TASK TO CARRY OUT: Go through the entries below and copy every line that holds the word "data".

__________________________________________________

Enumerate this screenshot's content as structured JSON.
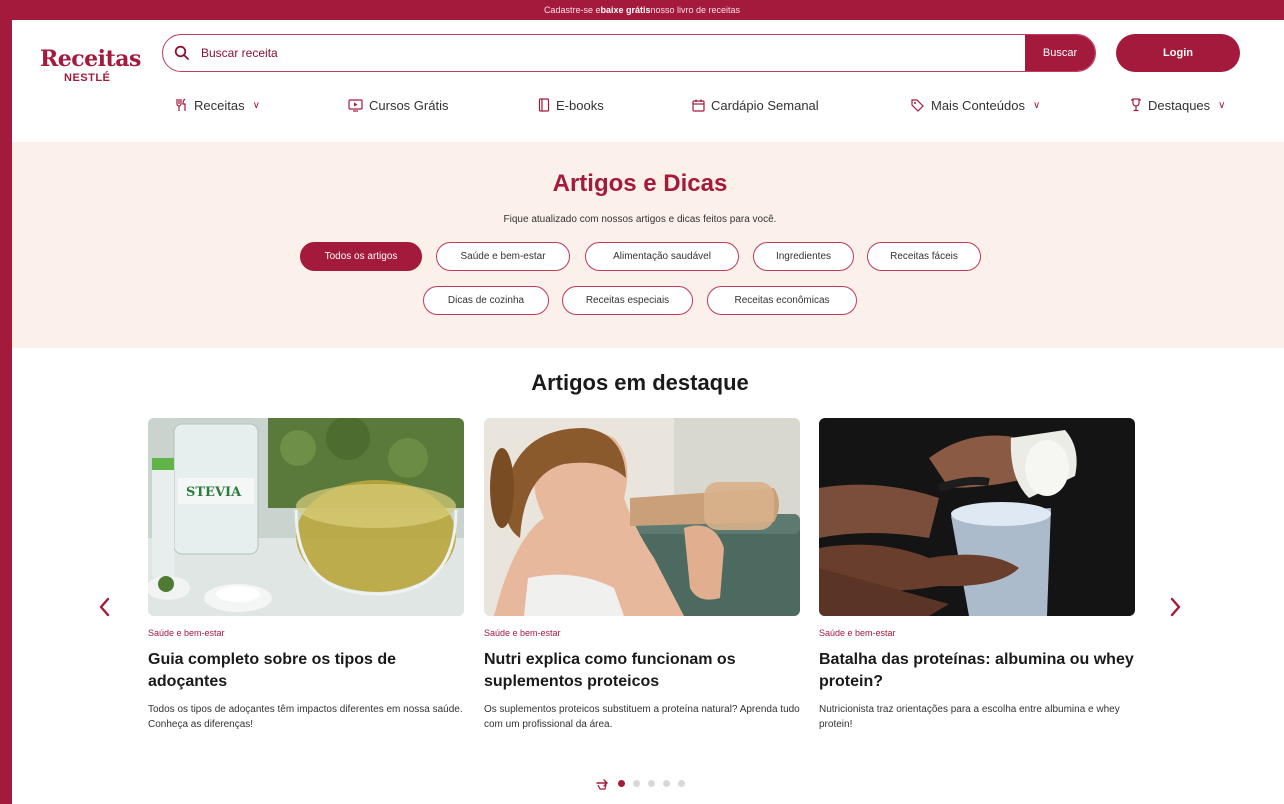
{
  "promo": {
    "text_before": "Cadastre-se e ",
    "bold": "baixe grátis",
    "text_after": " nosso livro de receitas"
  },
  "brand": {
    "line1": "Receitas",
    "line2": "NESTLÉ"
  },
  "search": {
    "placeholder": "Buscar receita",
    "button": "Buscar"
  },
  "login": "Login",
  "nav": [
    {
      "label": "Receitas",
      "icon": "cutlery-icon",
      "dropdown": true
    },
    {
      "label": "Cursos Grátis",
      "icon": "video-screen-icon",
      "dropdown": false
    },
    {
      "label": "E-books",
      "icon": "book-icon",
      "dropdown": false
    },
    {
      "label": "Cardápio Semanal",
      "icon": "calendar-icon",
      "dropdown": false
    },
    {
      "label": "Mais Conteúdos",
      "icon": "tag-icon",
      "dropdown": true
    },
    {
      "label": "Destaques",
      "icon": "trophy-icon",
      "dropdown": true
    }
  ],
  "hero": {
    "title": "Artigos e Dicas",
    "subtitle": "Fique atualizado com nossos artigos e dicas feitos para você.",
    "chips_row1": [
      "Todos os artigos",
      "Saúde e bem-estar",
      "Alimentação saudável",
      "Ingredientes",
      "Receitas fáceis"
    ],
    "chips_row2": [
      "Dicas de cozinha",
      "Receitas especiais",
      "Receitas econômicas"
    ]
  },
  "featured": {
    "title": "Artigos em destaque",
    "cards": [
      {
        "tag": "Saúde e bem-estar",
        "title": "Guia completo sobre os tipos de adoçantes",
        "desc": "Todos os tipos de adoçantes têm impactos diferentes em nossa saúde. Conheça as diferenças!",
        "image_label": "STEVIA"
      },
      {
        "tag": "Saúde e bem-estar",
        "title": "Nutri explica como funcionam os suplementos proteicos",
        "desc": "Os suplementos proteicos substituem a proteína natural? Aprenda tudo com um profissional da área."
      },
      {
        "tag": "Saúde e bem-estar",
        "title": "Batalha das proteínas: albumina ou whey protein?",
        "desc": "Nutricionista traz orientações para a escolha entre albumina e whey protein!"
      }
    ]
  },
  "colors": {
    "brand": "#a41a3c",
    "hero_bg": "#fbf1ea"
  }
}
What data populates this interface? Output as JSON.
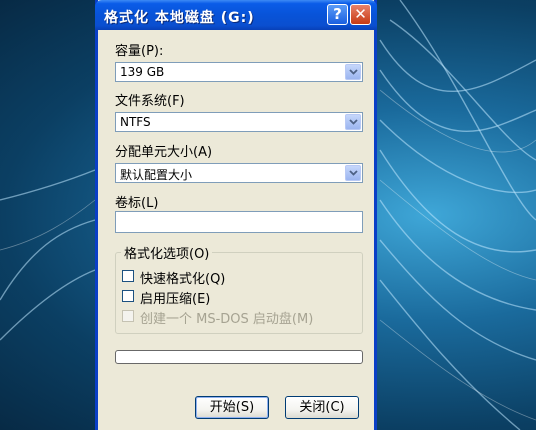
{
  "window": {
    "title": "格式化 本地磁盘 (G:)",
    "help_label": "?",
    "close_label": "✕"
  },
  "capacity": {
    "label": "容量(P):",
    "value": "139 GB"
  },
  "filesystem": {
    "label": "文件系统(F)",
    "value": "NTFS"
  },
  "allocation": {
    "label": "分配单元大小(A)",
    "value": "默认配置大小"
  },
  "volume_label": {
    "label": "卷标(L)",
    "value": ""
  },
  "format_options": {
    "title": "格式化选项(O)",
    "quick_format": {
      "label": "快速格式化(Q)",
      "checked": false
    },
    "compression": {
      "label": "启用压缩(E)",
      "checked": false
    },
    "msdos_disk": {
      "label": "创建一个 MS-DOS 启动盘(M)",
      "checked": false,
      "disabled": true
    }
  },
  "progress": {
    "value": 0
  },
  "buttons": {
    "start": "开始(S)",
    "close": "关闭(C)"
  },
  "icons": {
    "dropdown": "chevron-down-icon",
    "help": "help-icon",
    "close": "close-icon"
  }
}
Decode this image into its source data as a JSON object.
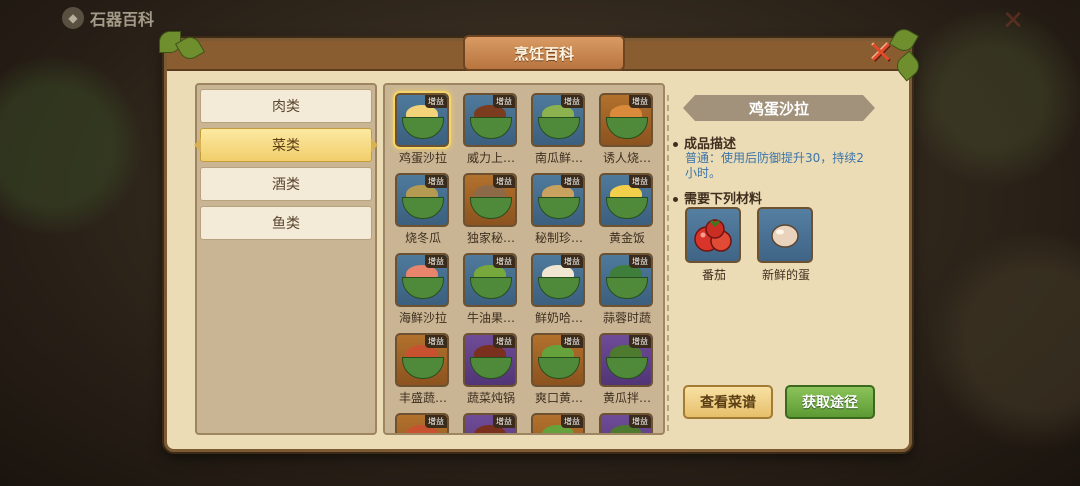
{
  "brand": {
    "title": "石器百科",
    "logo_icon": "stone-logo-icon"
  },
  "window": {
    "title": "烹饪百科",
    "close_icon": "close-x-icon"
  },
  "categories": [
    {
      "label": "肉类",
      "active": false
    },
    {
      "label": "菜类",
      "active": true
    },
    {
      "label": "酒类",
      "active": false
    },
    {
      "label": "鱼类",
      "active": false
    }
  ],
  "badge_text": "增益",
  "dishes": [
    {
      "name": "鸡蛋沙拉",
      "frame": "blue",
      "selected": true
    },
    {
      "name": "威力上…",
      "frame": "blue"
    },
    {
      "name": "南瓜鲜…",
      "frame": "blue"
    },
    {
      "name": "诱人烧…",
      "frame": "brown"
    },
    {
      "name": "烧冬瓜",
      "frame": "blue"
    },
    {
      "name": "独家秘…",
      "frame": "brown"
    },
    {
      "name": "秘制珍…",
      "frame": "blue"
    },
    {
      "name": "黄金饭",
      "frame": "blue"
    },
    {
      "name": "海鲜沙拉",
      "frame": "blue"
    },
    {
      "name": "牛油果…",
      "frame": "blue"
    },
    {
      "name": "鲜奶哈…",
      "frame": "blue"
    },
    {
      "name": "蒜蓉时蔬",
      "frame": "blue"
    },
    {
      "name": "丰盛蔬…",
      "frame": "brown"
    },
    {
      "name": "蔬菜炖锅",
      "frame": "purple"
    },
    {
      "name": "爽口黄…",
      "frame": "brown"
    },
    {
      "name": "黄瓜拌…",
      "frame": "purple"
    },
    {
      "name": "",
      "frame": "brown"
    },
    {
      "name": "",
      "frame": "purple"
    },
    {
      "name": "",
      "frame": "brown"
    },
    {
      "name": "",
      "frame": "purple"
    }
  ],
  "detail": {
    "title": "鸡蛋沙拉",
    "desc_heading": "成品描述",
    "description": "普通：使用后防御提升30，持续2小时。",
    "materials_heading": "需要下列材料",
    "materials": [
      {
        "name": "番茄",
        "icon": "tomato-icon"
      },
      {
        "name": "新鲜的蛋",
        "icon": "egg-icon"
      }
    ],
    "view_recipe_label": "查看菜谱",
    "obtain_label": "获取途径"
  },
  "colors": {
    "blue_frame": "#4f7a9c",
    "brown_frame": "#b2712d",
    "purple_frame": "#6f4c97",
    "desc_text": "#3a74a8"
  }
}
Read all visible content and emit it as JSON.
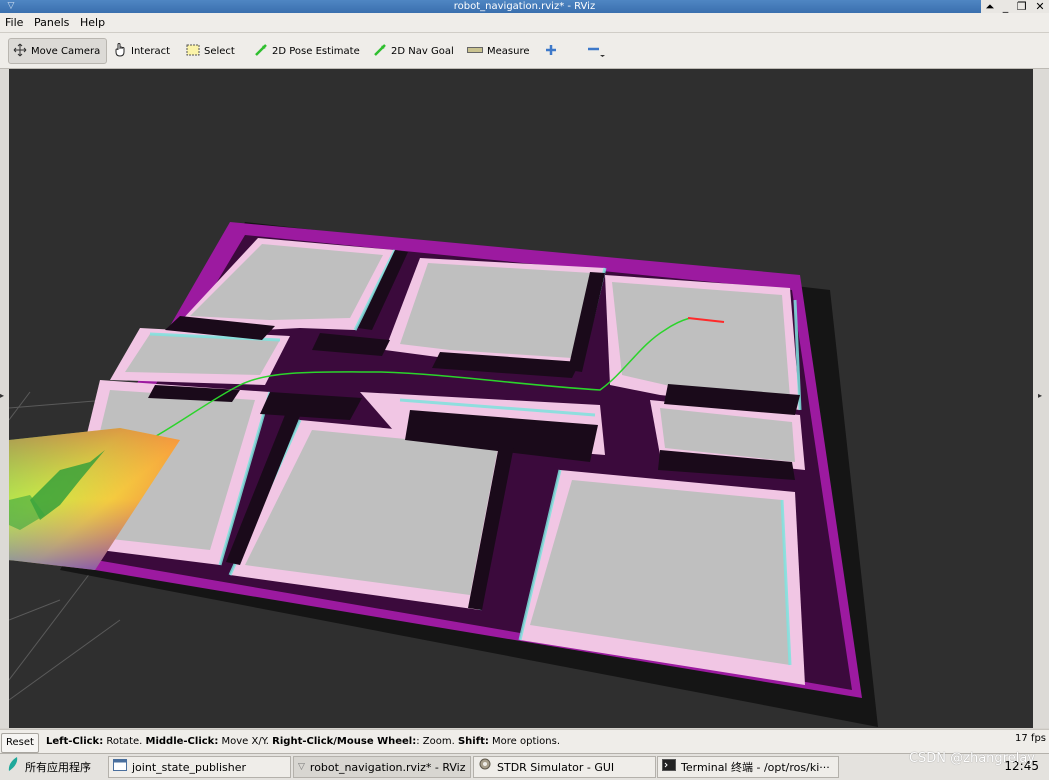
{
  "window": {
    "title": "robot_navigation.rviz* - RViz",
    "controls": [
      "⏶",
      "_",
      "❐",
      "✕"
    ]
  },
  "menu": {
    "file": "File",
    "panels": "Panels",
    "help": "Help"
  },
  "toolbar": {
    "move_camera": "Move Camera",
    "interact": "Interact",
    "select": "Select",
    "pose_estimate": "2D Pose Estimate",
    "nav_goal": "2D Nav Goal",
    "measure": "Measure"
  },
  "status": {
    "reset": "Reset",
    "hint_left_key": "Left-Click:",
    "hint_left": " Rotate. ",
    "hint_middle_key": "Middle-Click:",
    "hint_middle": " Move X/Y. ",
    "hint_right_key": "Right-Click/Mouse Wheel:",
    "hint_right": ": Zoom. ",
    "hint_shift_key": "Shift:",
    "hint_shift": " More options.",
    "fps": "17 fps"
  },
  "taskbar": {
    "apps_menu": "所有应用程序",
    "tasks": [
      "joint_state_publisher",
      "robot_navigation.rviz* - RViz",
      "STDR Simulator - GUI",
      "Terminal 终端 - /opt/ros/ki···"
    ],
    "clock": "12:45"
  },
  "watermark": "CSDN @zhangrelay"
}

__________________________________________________

RESULT FOR THIS TASK:
What data populates this interface? Output as JSON.
Decode this image into its source data as a JSON object.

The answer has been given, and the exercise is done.